Joseph Nye, the mind behind this concept, explained that a geopolitical soft power is the ability to push international actors to keep their conduct in line with the wishes of those who possess it without resorting to military force.
Even for those who are not keen on international relations and are unable to identify Doha on the planisphere, Paris Saint Germain is identified as “the team of Qatar”.
The acquisition of one of the most prestigious sports clubs in Europe is an operation that the emirates of the small state have built together with the organization of the 2022 World Cup. That event will consecrate Qatar worldwide.
This is practically the same thing that happened with the Olympic Games in Beijing which enhanced China’s role on the international chess board.
Qatar lives a very delicate moment because of its confrontation with Saudi Arabia and the other petrol-monarchies of the Persian Gulf that imposed to the small emirate diplomatic and economic isolation.
This was an existential threat to Doha that, in the last decade, played an important role in the International politics, from the conflict in Syria, the Palestinian question, and the troubled post-war phase in Libya.
In less than a decade, the emirate has become a fundamental part of the globalized economy.
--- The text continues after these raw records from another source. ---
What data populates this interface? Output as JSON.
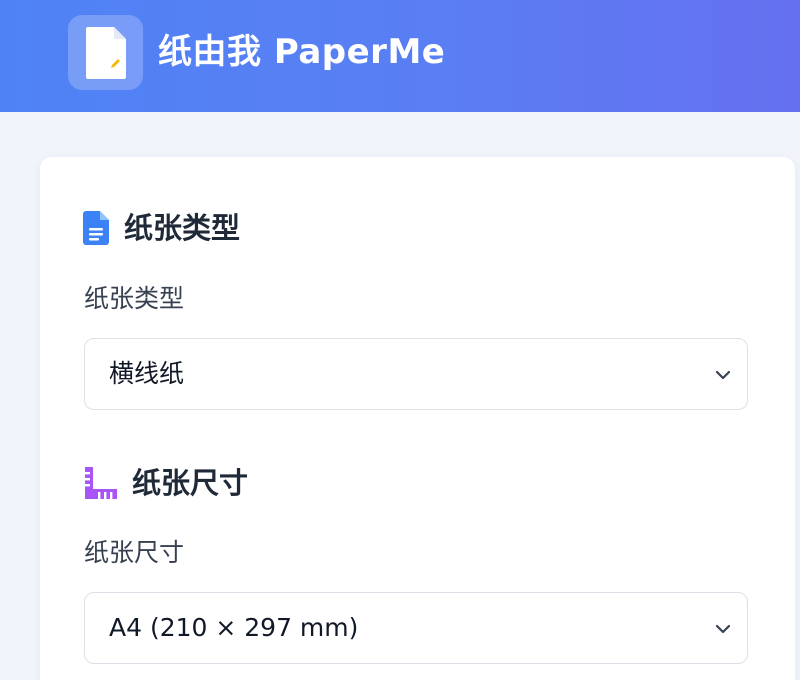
{
  "app": {
    "title": "纸由我 PaperMe"
  },
  "sections": [
    {
      "icon": "document-icon",
      "title": "纸张类型",
      "field_label": "纸张类型",
      "selected_value": "横线纸",
      "icon_color": "#3b82f6"
    },
    {
      "icon": "ruler-icon",
      "title": "纸张尺寸",
      "field_label": "纸张尺寸",
      "selected_value": "A4 (210 × 297 mm)",
      "icon_color": "#a855f7"
    }
  ],
  "colors": {
    "header_start": "#4f83f5",
    "header_end": "#6570f0",
    "page_bg": "#f1f4fb"
  }
}
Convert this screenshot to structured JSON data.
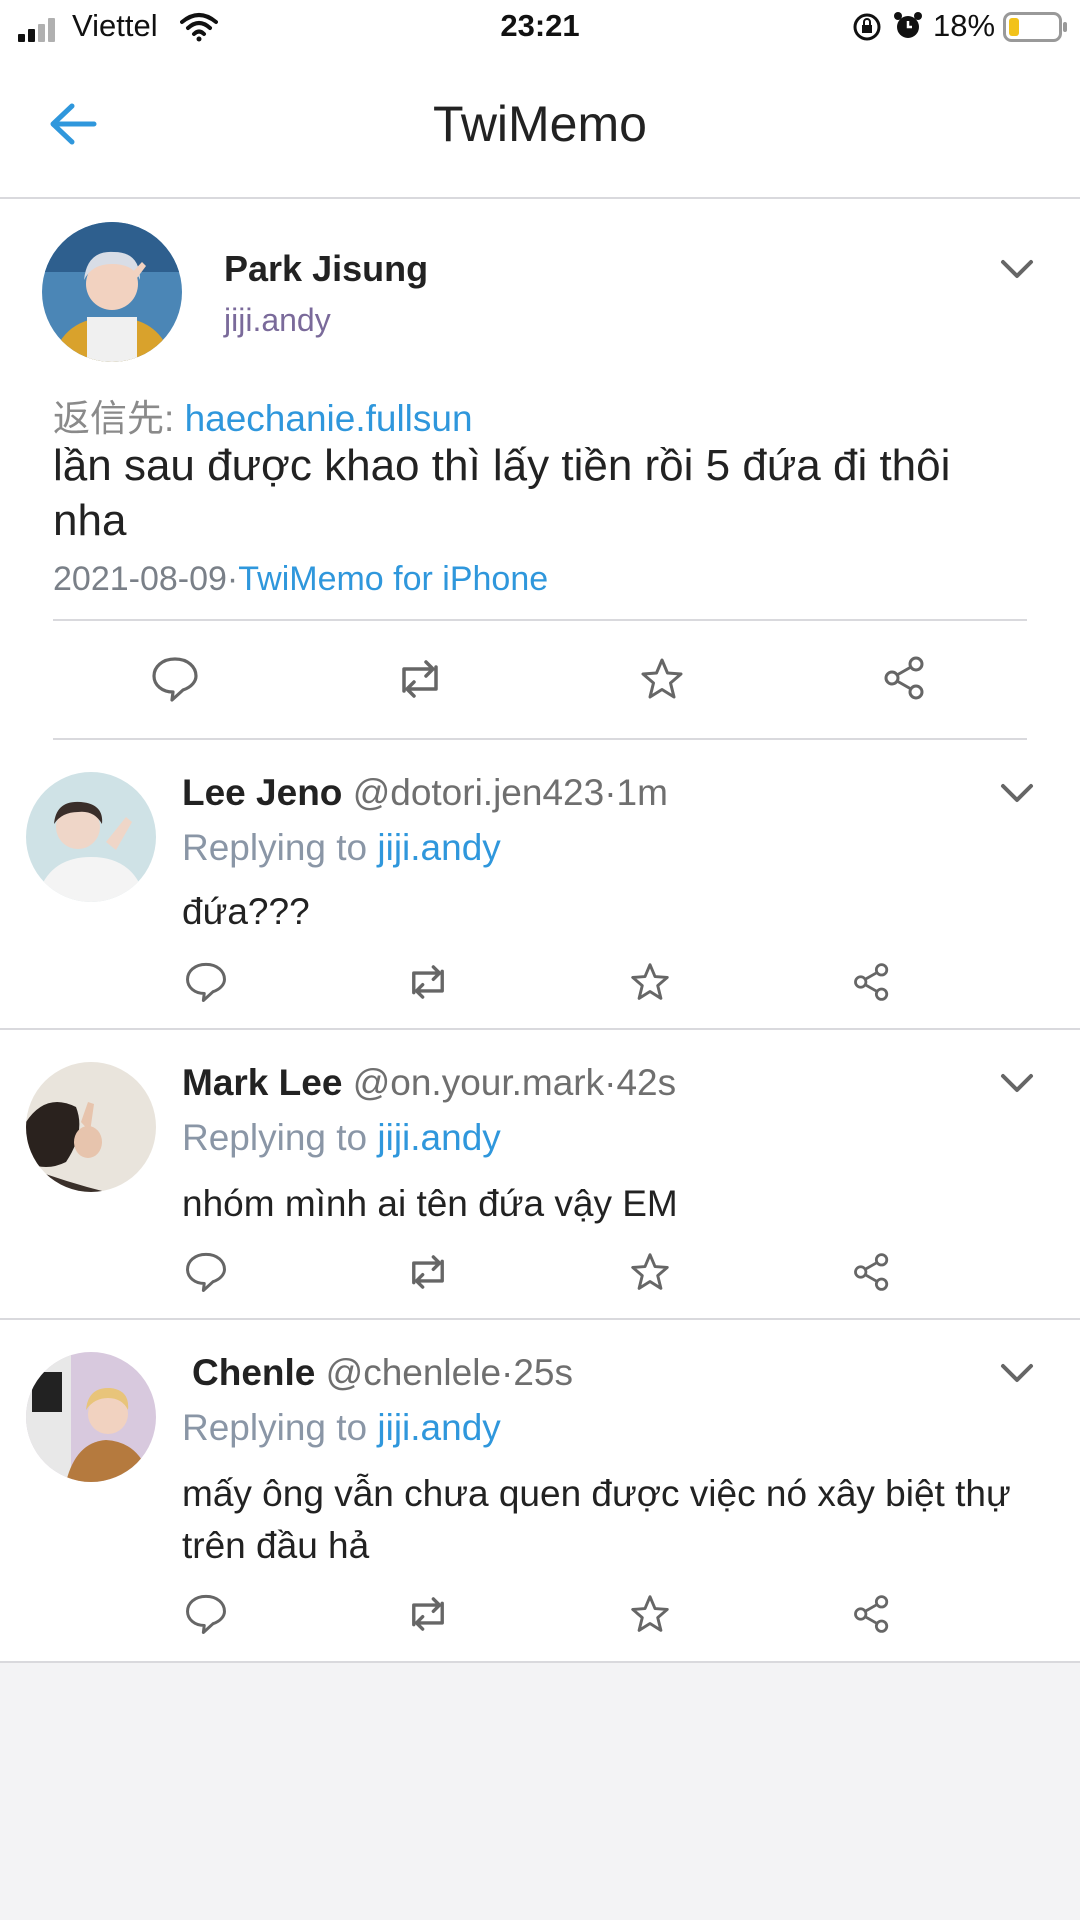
{
  "status_bar": {
    "carrier": "Viettel",
    "time": "23:21",
    "battery": "18%"
  },
  "nav": {
    "title": "TwiMemo",
    "back_icon": "back-arrow-icon"
  },
  "main_tweet": {
    "name": "Park Jisung",
    "handle": "jiji.andy",
    "reply_prefix": "返信先:",
    "reply_to": "haechanie.fullsun",
    "text": "lần sau được khao thì lấy tiền rồi 5 đứa đi thôi nha",
    "date": "2021-08-09",
    "dot": "·",
    "source": "TwiMemo for iPhone"
  },
  "replies": [
    {
      "name": "Lee Jeno",
      "handle": "@dotori.jen423",
      "time": "·1m",
      "replying_label": "Replying to",
      "replying_to": "jiji.andy",
      "text": "đứa???"
    },
    {
      "name": "Mark Lee",
      "handle": "@on.your.mark",
      "time": "·42s",
      "replying_label": "Replying to",
      "replying_to": "jiji.andy",
      "text": "nhóm mình ai tên đứa vậy EM"
    },
    {
      "name": "Chenle",
      "handle": "@chenlele",
      "time": "·25s",
      "replying_label": "Replying to",
      "replying_to": "jiji.andy",
      "text": "mấy ông vẫn chưa quen được việc nó xây biệt thự trên đầu hả"
    }
  ],
  "colors": {
    "accent": "#2f97dc",
    "background": "#f3f3f5",
    "divider": "#d9d9dd"
  }
}
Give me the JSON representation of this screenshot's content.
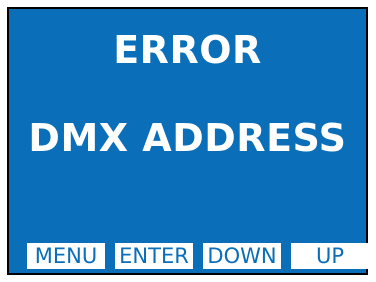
{
  "display": {
    "line1": "ERROR",
    "line2": "DMX ADDRESS"
  },
  "softkeys": {
    "menu": "MENU",
    "enter": "ENTER",
    "down": "DOWN",
    "up": "UP"
  },
  "colors": {
    "background": "#0a6fb8",
    "text": "#ffffff",
    "key_bg": "#ffffff",
    "key_text": "#0a6fb8"
  }
}
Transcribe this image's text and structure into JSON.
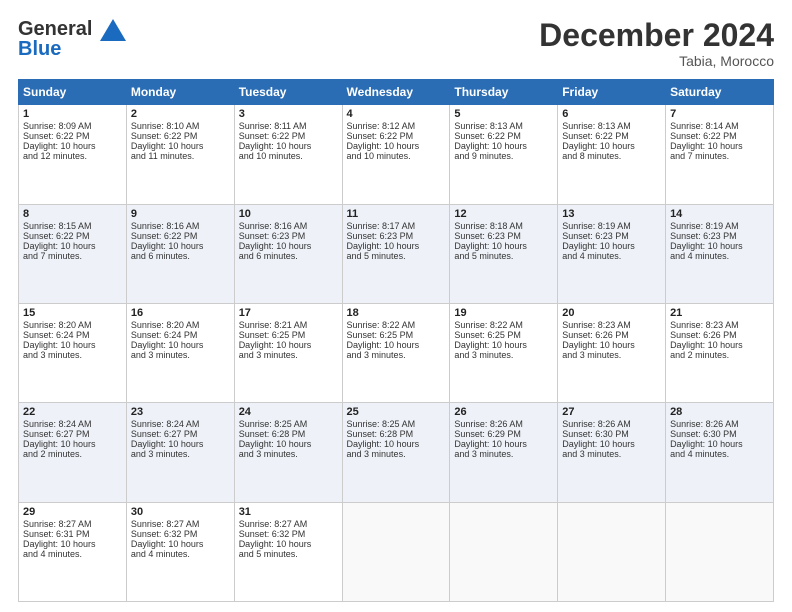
{
  "logo": {
    "line1": "General",
    "line2": "Blue"
  },
  "header": {
    "month": "December 2024",
    "location": "Tabia, Morocco"
  },
  "weekdays": [
    "Sunday",
    "Monday",
    "Tuesday",
    "Wednesday",
    "Thursday",
    "Friday",
    "Saturday"
  ],
  "weeks": [
    [
      {
        "day": "1",
        "lines": [
          "Sunrise: 8:09 AM",
          "Sunset: 6:22 PM",
          "Daylight: 10 hours",
          "and 12 minutes."
        ]
      },
      {
        "day": "2",
        "lines": [
          "Sunrise: 8:10 AM",
          "Sunset: 6:22 PM",
          "Daylight: 10 hours",
          "and 11 minutes."
        ]
      },
      {
        "day": "3",
        "lines": [
          "Sunrise: 8:11 AM",
          "Sunset: 6:22 PM",
          "Daylight: 10 hours",
          "and 10 minutes."
        ]
      },
      {
        "day": "4",
        "lines": [
          "Sunrise: 8:12 AM",
          "Sunset: 6:22 PM",
          "Daylight: 10 hours",
          "and 10 minutes."
        ]
      },
      {
        "day": "5",
        "lines": [
          "Sunrise: 8:13 AM",
          "Sunset: 6:22 PM",
          "Daylight: 10 hours",
          "and 9 minutes."
        ]
      },
      {
        "day": "6",
        "lines": [
          "Sunrise: 8:13 AM",
          "Sunset: 6:22 PM",
          "Daylight: 10 hours",
          "and 8 minutes."
        ]
      },
      {
        "day": "7",
        "lines": [
          "Sunrise: 8:14 AM",
          "Sunset: 6:22 PM",
          "Daylight: 10 hours",
          "and 7 minutes."
        ]
      }
    ],
    [
      {
        "day": "8",
        "lines": [
          "Sunrise: 8:15 AM",
          "Sunset: 6:22 PM",
          "Daylight: 10 hours",
          "and 7 minutes."
        ]
      },
      {
        "day": "9",
        "lines": [
          "Sunrise: 8:16 AM",
          "Sunset: 6:22 PM",
          "Daylight: 10 hours",
          "and 6 minutes."
        ]
      },
      {
        "day": "10",
        "lines": [
          "Sunrise: 8:16 AM",
          "Sunset: 6:23 PM",
          "Daylight: 10 hours",
          "and 6 minutes."
        ]
      },
      {
        "day": "11",
        "lines": [
          "Sunrise: 8:17 AM",
          "Sunset: 6:23 PM",
          "Daylight: 10 hours",
          "and 5 minutes."
        ]
      },
      {
        "day": "12",
        "lines": [
          "Sunrise: 8:18 AM",
          "Sunset: 6:23 PM",
          "Daylight: 10 hours",
          "and 5 minutes."
        ]
      },
      {
        "day": "13",
        "lines": [
          "Sunrise: 8:19 AM",
          "Sunset: 6:23 PM",
          "Daylight: 10 hours",
          "and 4 minutes."
        ]
      },
      {
        "day": "14",
        "lines": [
          "Sunrise: 8:19 AM",
          "Sunset: 6:23 PM",
          "Daylight: 10 hours",
          "and 4 minutes."
        ]
      }
    ],
    [
      {
        "day": "15",
        "lines": [
          "Sunrise: 8:20 AM",
          "Sunset: 6:24 PM",
          "Daylight: 10 hours",
          "and 3 minutes."
        ]
      },
      {
        "day": "16",
        "lines": [
          "Sunrise: 8:20 AM",
          "Sunset: 6:24 PM",
          "Daylight: 10 hours",
          "and 3 minutes."
        ]
      },
      {
        "day": "17",
        "lines": [
          "Sunrise: 8:21 AM",
          "Sunset: 6:25 PM",
          "Daylight: 10 hours",
          "and 3 minutes."
        ]
      },
      {
        "day": "18",
        "lines": [
          "Sunrise: 8:22 AM",
          "Sunset: 6:25 PM",
          "Daylight: 10 hours",
          "and 3 minutes."
        ]
      },
      {
        "day": "19",
        "lines": [
          "Sunrise: 8:22 AM",
          "Sunset: 6:25 PM",
          "Daylight: 10 hours",
          "and 3 minutes."
        ]
      },
      {
        "day": "20",
        "lines": [
          "Sunrise: 8:23 AM",
          "Sunset: 6:26 PM",
          "Daylight: 10 hours",
          "and 3 minutes."
        ]
      },
      {
        "day": "21",
        "lines": [
          "Sunrise: 8:23 AM",
          "Sunset: 6:26 PM",
          "Daylight: 10 hours",
          "and 2 minutes."
        ]
      }
    ],
    [
      {
        "day": "22",
        "lines": [
          "Sunrise: 8:24 AM",
          "Sunset: 6:27 PM",
          "Daylight: 10 hours",
          "and 2 minutes."
        ]
      },
      {
        "day": "23",
        "lines": [
          "Sunrise: 8:24 AM",
          "Sunset: 6:27 PM",
          "Daylight: 10 hours",
          "and 3 minutes."
        ]
      },
      {
        "day": "24",
        "lines": [
          "Sunrise: 8:25 AM",
          "Sunset: 6:28 PM",
          "Daylight: 10 hours",
          "and 3 minutes."
        ]
      },
      {
        "day": "25",
        "lines": [
          "Sunrise: 8:25 AM",
          "Sunset: 6:28 PM",
          "Daylight: 10 hours",
          "and 3 minutes."
        ]
      },
      {
        "day": "26",
        "lines": [
          "Sunrise: 8:26 AM",
          "Sunset: 6:29 PM",
          "Daylight: 10 hours",
          "and 3 minutes."
        ]
      },
      {
        "day": "27",
        "lines": [
          "Sunrise: 8:26 AM",
          "Sunset: 6:30 PM",
          "Daylight: 10 hours",
          "and 3 minutes."
        ]
      },
      {
        "day": "28",
        "lines": [
          "Sunrise: 8:26 AM",
          "Sunset: 6:30 PM",
          "Daylight: 10 hours",
          "and 4 minutes."
        ]
      }
    ],
    [
      {
        "day": "29",
        "lines": [
          "Sunrise: 8:27 AM",
          "Sunset: 6:31 PM",
          "Daylight: 10 hours",
          "and 4 minutes."
        ]
      },
      {
        "day": "30",
        "lines": [
          "Sunrise: 8:27 AM",
          "Sunset: 6:32 PM",
          "Daylight: 10 hours",
          "and 4 minutes."
        ]
      },
      {
        "day": "31",
        "lines": [
          "Sunrise: 8:27 AM",
          "Sunset: 6:32 PM",
          "Daylight: 10 hours",
          "and 5 minutes."
        ]
      },
      {
        "day": "",
        "lines": []
      },
      {
        "day": "",
        "lines": []
      },
      {
        "day": "",
        "lines": []
      },
      {
        "day": "",
        "lines": []
      }
    ]
  ]
}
Qatar has shareholdings in Volkswagen, Lagardere, Airbus, and in banks such as HSBC and Credit Suisse. To keep up to date, Qatar has just sealed a contract with Fincantieri to buy seven warships worth five billion euros. Qatar is also a key player in the world of energy as the first producer of GNP (liquefied natural gas) that fuel the economies of many countries in Asia and Europe.
Qatar knows that having tight economic relations with Western countries and providing capital to economies that still pay the shred of the 2008 great economic crisis also means guaranteeing a sort of life insurance and political independence in one of the world’s most conflicting and strategic regions, such as the Middle East.
For this reason, Neymar’s acquisition can be interpreted as a major global rebranding operation as well as a demonstration of a lasting economic strength, since it is a total deal of over 600 million euros.
Football has always been one of the privileged tools for spreading the image of Qatar. Although this time Barcelona is negatively affected by this deal having lost one of the best footballers on the planet and one of the most productive images in terms of revenue from sponsor and visibility on social media, just a few years ago, the Catalans were benefiting from Qatar’s petrodollars.
From 2010 to the current sporting season, Qatar Sports Investments has branded the previously immaculate Barcelona jerseys with the brands “Qatar Foundation” and “Qatar Airways”. An exceptional geopolitical marketing move that highlighted the name of a state unknown to the general public on the uniforms of one of the most famous teams in the entire sports landscape.
By doing so, Qatar has also linked its name to that of the most-prestigious jewel in football, Messi, as well as to that of one of the most supportive clubs in the world and with a winning and “friendly” image fueled by sporting successes.
With Neymar’s move to Paris and by using the Brazilian star as the testimonial of the great sports event that Doha will host, Qatar wants to safeguard the organization of that FIFA event, the first World Cup in the history of a Muslim country.
As Calcio e Finanza previously reported, the emirs are willing to invest 500 million a week until 2022 to amaze the world. An avalanche of money to sanction the role of Qatar as a great economic and political power and to continue to be one of the protagonists on the world panorama.